> **PROBLEM**: In the data below, find every line with the string "JSON" and pull it out.
BEGIN INPUT
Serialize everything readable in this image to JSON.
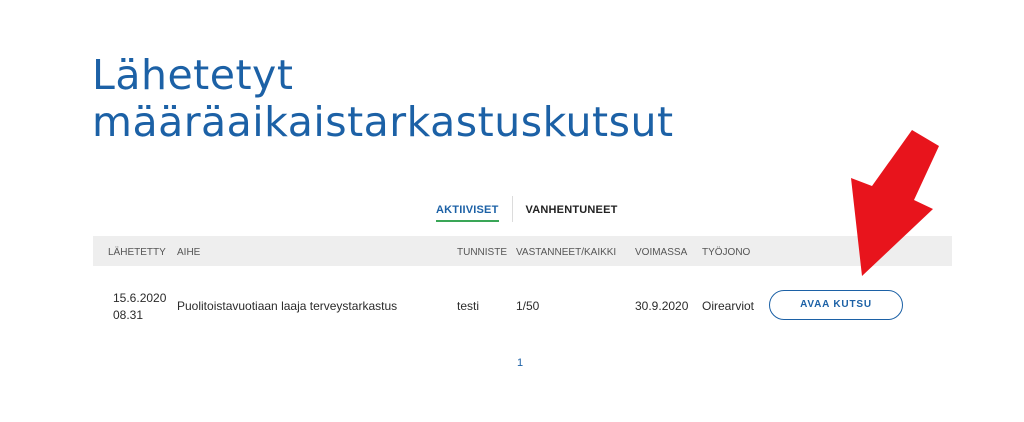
{
  "page": {
    "title_line1": "Lähetetyt",
    "title_line2": "määräaikaistarkastuskutsut"
  },
  "tabs": [
    {
      "label": "AKTIIVISET",
      "active": true
    },
    {
      "label": "VANHENTUNEET",
      "active": false
    }
  ],
  "table": {
    "headers": {
      "sent": "LÄHETETTY",
      "subject": "AIHE",
      "identifier": "TUNNISTE",
      "responded": "VASTANNEET/KAIKKI",
      "valid": "VOIMASSA",
      "queue": "TYÖJONO"
    },
    "rows": [
      {
        "sent_date": "15.6.2020",
        "sent_time": "08.31",
        "subject": "Puolitoistavuotiaan laaja terveystarkastus",
        "identifier": "testi",
        "responded": "1/50",
        "valid": "30.9.2020",
        "queue": "Oirearviot",
        "action_label": "AVAA KUTSU"
      }
    ]
  },
  "pagination": {
    "current": "1"
  },
  "colors": {
    "brand": "#1c61a6",
    "tab_underline": "#3aa657",
    "arrow": "#e8141c"
  },
  "icons": {
    "annotation": "red-arrow-icon"
  }
}
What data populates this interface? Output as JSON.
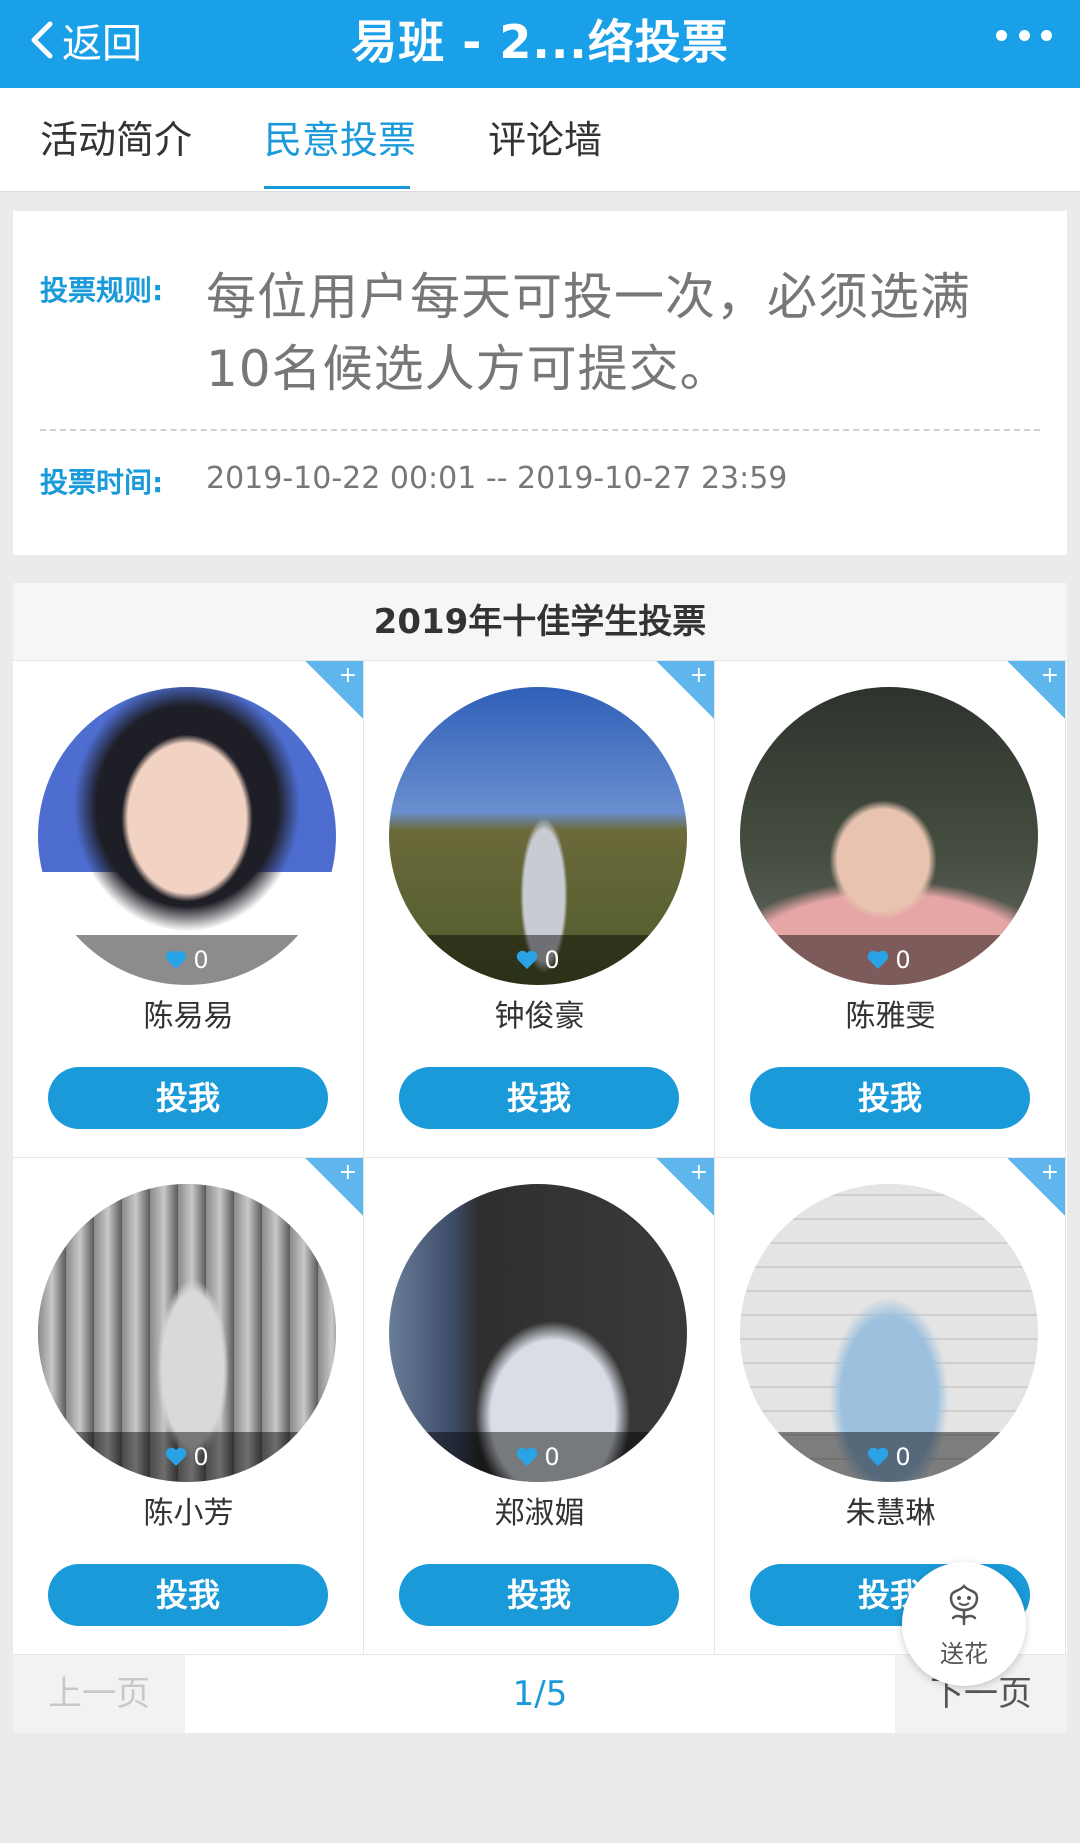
{
  "header": {
    "back_label": "返回",
    "title": "易班 - 2...络投票"
  },
  "tabs": [
    {
      "label": "活动简介"
    },
    {
      "label": "民意投票"
    },
    {
      "label": "评论墙"
    }
  ],
  "rules": {
    "rule_label": "投票规则:",
    "rule_text": "每位用户每天可投一次，必须选满10名候选人方可提交。",
    "time_label": "投票时间:",
    "time_text": "2019-10-22 00:01 -- 2019-10-27 23:59"
  },
  "section": {
    "title": "2019年十佳学生投票"
  },
  "candidates": [
    {
      "name": "陈易易",
      "likes": "0",
      "vote_label": "投我"
    },
    {
      "name": "钟俊豪",
      "likes": "0",
      "vote_label": "投我"
    },
    {
      "name": "陈雅雯",
      "likes": "0",
      "vote_label": "投我"
    },
    {
      "name": "陈小芳",
      "likes": "0",
      "vote_label": "投我"
    },
    {
      "name": "郑淑媚",
      "likes": "0",
      "vote_label": "投我"
    },
    {
      "name": "朱慧琳",
      "likes": "0",
      "vote_label": "投我"
    }
  ],
  "corner_symbol": "+",
  "pager": {
    "prev_label": "上一页",
    "page": "1/5",
    "next_label": "下一页"
  },
  "flower": {
    "label": "送花"
  },
  "colors": {
    "header_bg": "#1aa0e8",
    "accent": "#1a9ad8",
    "page_bg": "#ebebeb"
  }
}
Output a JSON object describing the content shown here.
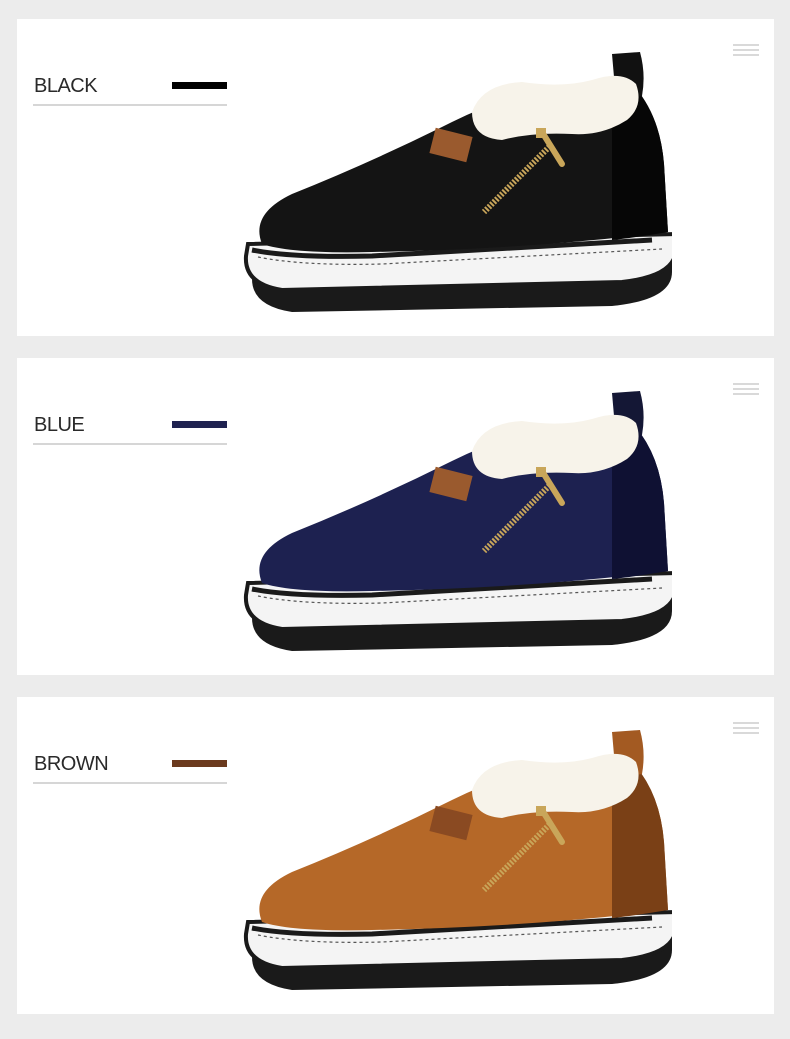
{
  "variants": [
    {
      "label": "BLACK",
      "swatch": "#000000",
      "upper": "#141414",
      "upper_dark": "#060606",
      "icon": "black-shoe-icon"
    },
    {
      "label": "BLUE",
      "swatch": "#1f2250",
      "upper": "#1d2150",
      "upper_dark": "#0f1133",
      "icon": "blue-shoe-icon"
    },
    {
      "label": "BROWN",
      "swatch": "#6b3a1e",
      "upper": "#b56828",
      "upper_dark": "#7a4016",
      "icon": "brown-shoe-icon"
    }
  ],
  "colors": {
    "background": "#ececec",
    "panel": "#ffffff",
    "underline": "#d6d6d6",
    "fur": "#f7f3ea",
    "sole_white": "#f4f4f4",
    "sole_black": "#1a1a1a",
    "zipper": "#c9a65a",
    "patch": "#9a5a2e"
  }
}
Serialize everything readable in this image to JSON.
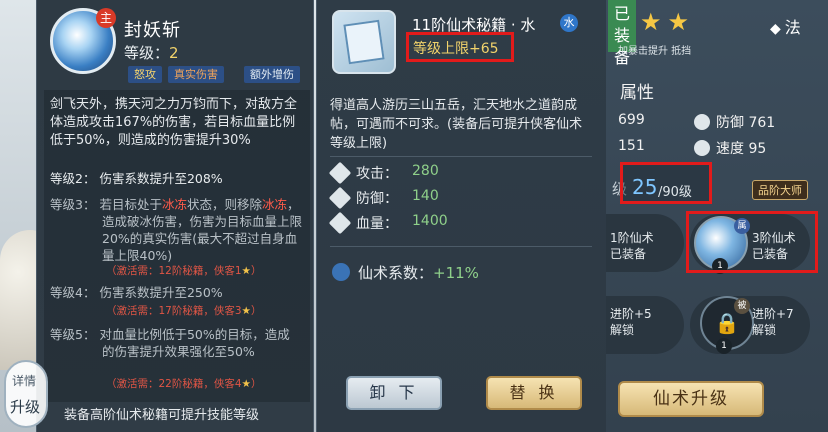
{
  "skill": {
    "main_badge": "主",
    "name": "封妖斩",
    "level_label": "等级：",
    "level_value": "2",
    "tags": [
      "怒攻",
      "真实伤害",
      "额外增伤"
    ],
    "description": "剑飞天外，携天河之力万钧而下，对敌方全体造成攻击167%的伤害，若目标血量比例低于50%，则造成的伤害提升30%",
    "levels": [
      {
        "label": "等级2：",
        "text": "伤害系数提升至208%",
        "active": true
      },
      {
        "label": "等级3：",
        "text_pre": "若目标处于",
        "highlight": "冰冻",
        "text_mid": "状态，则移除",
        "highlight2": "冰冻",
        "text_post": "，造成破冰伤害，伤害为目标血量上限20%的真实伤害(最大不超过自身血量上限40%)",
        "req": "（激活需：12阶秘籍，侠客1",
        "req_end": "）"
      },
      {
        "label": "等级4：",
        "text": "伤害系数提升至250%",
        "req": "（激活需：17阶秘籍，侠客3",
        "req_end": "）"
      },
      {
        "label": "等级5：",
        "text": "对血量比例低于50%的目标，造成的伤害提升效果强化至50%",
        "req": "（激活需：22阶秘籍，侠客4",
        "req_end": "）"
      }
    ],
    "footer": "装备高阶仙术秘籍可提升技能等级",
    "side_detail": "详情",
    "side_upgrade": "升级"
  },
  "item": {
    "title": "11阶仙术秘籍 · 水",
    "water_icon": "水",
    "limit": "等级上限+65",
    "description": "得道高人游历三山五岳，汇天地水之道韵成帖，可遇而不可求。(装备后可提升侠客仙术等级上限)",
    "stats": [
      {
        "label": "攻击：",
        "value": "280"
      },
      {
        "label": "防御：",
        "value": "140"
      },
      {
        "label": "血量：",
        "value": "1400"
      }
    ],
    "coef_label": "仙术系数：",
    "coef_value": "+11%",
    "unload_label": "卸 下",
    "replace_label": "替 换"
  },
  "character": {
    "equipped_tag": "已装备",
    "fa_label": "法",
    "small_note": "加暴击提升 抵挡",
    "attr_title": "属性",
    "stats": [
      {
        "value": "699"
      },
      {
        "label": "防御",
        "value": "761"
      },
      {
        "value": "151"
      },
      {
        "label": "速度",
        "value": "95"
      }
    ],
    "level_prefix": "级",
    "level_current": "25",
    "level_max": "/90级",
    "master_badge": "品阶大师",
    "slots": [
      {
        "text1": "1阶仙术",
        "text2": "已装备"
      },
      {
        "text1": "3阶仙术",
        "text2": "已装备",
        "badge": "1",
        "corner": "属"
      },
      {
        "text1": "进阶+5",
        "text2": "解锁"
      },
      {
        "text1": "进阶+7",
        "text2": "解锁",
        "badge": "1",
        "corner": "被"
      }
    ],
    "upgrade_label": "仙术升级"
  },
  "colors": {
    "highlight_red": "#e21b1b",
    "gold": "#f2d36b",
    "green_value": "#8fd08a"
  }
}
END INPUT
> **TASK OUTPUT**:
Serialize everything readable in this image to JSON.
What data populates this interface? Output as JSON.
Output a JSON object describing the content shown here.
Serialize everything readable in this image to JSON.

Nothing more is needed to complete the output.